Factors to be controlled
Size of daphnia Habitat from which daphnia is obtained Temperature of the surrounding Oxygen concentration of the water surrounding the daphnia

If daphnia is treated with a chemical, The volume and concentration of the chemical should be controlled The duration of exposure to the chemical should be controlled Time should be allowed for acclimatisation

Health, Safety and Technical notes

1. Keeping live cultures of Daphnia:

Daphnia are crustaceans, commonly found in ponds and lakes and widely sold as live fish food.They feed by filtering minute particles such as bacteria and algae, from the fresh water in which they live. Daphnia can be kept in any watertight container containing tap water that has been allowed to stand for a few days. Keeping a few Daphnia is not difficult, but cultivating a vigorous, dense colony requires some care. A good supply of oxygen is necessary, either by aeration or by using a large shallow tank to ensure that a large surface area of water is exposed to the air. Warming the water to about 15 C also ensures rapid growth of the colony. You can purchase live cultures from suppliers, including local aquarists. Alternatively, you can collect adult Daphnia by pond dipping. In this case you must observe strict hygiene procedures. Stock purchased from aquarists is usually free from this hazard. The safest, most hygienic and most convenient ways to provide the necessary food for a colony of Daphnia is to feed them on a few drops of a suspension of fresh yeast or of egg-yolk medium (made by blending a hard-boiled egg in 500 cm 3 of water). Small, regular supplies of food are required.

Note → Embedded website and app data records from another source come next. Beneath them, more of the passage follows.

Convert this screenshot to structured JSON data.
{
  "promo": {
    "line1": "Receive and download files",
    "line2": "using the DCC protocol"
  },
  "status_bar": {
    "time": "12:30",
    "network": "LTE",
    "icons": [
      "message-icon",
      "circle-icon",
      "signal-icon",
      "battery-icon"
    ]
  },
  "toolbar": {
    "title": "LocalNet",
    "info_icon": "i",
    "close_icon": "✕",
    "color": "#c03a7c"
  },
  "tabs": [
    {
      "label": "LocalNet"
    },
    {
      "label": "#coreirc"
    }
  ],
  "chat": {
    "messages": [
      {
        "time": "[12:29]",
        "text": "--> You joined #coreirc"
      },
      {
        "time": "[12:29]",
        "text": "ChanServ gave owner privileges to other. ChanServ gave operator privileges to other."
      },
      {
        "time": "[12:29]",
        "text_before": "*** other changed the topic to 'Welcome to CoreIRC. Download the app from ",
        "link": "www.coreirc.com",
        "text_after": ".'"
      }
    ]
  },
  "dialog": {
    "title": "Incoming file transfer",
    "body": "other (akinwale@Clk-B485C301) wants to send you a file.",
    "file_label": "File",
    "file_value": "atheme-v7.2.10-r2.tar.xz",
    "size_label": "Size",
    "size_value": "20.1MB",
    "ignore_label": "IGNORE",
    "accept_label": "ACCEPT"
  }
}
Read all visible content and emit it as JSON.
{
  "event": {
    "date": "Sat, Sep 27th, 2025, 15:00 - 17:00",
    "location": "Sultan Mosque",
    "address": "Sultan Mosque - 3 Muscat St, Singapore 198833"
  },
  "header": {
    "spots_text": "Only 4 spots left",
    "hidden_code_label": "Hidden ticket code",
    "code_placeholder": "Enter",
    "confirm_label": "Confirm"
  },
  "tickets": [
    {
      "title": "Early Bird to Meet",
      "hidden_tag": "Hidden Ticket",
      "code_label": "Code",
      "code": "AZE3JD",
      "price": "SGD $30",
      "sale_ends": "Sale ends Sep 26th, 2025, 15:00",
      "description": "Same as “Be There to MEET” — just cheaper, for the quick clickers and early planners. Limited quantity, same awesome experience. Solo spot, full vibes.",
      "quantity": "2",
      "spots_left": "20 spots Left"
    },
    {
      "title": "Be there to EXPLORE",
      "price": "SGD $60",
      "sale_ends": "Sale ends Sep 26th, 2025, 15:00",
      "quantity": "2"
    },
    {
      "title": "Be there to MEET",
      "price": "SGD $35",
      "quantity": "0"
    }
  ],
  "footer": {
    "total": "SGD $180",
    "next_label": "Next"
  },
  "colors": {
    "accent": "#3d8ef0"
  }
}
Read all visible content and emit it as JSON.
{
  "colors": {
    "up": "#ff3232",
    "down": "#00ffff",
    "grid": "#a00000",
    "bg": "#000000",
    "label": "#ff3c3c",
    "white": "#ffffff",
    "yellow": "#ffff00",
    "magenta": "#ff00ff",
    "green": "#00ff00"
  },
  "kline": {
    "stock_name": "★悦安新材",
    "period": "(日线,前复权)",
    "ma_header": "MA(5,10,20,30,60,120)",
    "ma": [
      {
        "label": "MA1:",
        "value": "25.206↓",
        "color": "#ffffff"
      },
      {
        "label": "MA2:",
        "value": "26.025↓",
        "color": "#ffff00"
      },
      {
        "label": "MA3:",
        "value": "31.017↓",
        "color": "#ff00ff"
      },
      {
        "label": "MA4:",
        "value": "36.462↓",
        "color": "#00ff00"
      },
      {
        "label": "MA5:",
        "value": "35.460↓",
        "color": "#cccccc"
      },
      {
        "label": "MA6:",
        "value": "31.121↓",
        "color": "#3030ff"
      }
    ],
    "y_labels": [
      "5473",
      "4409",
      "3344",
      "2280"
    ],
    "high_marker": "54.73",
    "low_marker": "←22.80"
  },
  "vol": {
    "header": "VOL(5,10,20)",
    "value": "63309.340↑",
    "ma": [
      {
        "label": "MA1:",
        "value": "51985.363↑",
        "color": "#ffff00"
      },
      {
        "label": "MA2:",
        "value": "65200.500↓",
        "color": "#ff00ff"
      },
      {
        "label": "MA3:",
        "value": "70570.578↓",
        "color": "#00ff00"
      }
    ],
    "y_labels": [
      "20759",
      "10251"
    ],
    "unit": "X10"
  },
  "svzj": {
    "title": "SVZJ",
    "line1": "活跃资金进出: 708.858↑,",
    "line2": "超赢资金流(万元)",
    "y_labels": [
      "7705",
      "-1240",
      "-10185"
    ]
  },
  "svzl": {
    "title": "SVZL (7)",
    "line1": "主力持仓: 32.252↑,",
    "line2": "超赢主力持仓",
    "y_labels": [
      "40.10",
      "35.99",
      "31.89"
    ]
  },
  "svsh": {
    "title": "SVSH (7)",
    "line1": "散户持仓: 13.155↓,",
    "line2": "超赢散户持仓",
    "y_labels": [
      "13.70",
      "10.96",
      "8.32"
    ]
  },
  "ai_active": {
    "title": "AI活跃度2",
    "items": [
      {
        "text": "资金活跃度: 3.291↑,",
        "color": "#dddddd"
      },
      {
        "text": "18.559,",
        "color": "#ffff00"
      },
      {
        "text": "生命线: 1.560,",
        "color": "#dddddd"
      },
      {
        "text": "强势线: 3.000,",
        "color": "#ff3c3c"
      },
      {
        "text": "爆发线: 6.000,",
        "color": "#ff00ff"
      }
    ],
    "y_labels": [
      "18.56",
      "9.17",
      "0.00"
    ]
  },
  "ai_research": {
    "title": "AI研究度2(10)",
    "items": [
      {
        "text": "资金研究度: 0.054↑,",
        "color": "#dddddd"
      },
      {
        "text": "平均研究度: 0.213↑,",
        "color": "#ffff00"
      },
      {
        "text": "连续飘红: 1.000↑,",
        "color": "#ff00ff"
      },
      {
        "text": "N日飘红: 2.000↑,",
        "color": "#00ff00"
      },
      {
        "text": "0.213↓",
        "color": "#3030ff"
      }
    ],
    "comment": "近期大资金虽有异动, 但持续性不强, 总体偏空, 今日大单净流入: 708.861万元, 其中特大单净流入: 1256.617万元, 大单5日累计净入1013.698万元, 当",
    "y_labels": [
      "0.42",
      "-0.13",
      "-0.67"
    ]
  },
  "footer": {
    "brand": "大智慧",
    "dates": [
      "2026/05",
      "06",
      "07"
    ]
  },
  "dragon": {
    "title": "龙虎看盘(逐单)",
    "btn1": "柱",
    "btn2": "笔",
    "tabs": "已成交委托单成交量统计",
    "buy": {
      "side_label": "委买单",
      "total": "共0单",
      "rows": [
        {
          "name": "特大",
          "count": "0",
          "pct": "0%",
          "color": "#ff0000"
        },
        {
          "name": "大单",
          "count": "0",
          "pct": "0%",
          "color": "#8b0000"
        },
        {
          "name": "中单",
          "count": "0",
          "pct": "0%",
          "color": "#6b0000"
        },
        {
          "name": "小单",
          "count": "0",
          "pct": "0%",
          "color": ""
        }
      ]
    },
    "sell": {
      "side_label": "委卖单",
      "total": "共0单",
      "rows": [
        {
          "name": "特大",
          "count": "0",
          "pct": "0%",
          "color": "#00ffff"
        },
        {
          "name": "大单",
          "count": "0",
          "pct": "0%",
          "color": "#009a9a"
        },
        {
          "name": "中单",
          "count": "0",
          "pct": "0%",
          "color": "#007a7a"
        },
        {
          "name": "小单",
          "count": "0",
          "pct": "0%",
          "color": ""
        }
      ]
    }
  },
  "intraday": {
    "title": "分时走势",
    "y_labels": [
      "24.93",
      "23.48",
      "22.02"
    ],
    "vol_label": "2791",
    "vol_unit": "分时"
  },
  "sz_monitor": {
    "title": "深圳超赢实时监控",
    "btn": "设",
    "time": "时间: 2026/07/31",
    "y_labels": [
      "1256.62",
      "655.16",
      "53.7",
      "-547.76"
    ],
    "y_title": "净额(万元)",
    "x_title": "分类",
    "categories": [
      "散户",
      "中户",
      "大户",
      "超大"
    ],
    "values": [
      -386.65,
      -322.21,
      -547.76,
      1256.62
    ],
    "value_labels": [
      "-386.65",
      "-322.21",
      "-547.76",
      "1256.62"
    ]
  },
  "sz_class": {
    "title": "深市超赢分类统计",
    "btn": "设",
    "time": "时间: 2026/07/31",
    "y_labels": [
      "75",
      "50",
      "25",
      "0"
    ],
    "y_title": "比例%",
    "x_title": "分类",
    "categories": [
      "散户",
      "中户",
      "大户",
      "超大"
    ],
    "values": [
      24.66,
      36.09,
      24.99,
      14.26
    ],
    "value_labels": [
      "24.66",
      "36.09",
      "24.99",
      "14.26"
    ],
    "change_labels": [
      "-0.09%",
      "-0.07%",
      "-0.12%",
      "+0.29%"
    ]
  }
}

Instead of heating water in a water bath, you could surround the Daphnia in the Petri dish with a circular heating coil connected to a 6V battery. This will gradually heat the water in the dish, and the cardiac frequency can be estimated at 5 C or 10 C intervals. An additional, larger dish outside the small one could also be filled with water at the appropriate temperature to help reduce heat loss from the experimental chamber. Ethanol is highly flammable and harmful because of the presence of methanol. Once diluted to 10% and 1%, this is low hazard for the students. Physiologically-active compounds: Each compound will have different hazards and associated risk control measures. Acetylcholine is an irritant (to eyes, respiratory system and skin). L-adrenaline (epinephrine) is toxic by inhalation, in contact with the skin and if swallowed. Aspirin is harmful if swallowed, but a soluble tablet dissolved according to the manufacturers instructions would give a suitable concentration to use in the investigation at low hazard to the students. Heating due to the microscope lamp: When working with organisms under a microscope, the effects of heating due to the microscope lamp itself can be significant. Turning the lamp on only when observing the Daphnia will help, and LED microscopes produce less heat than those with incandescent lamps.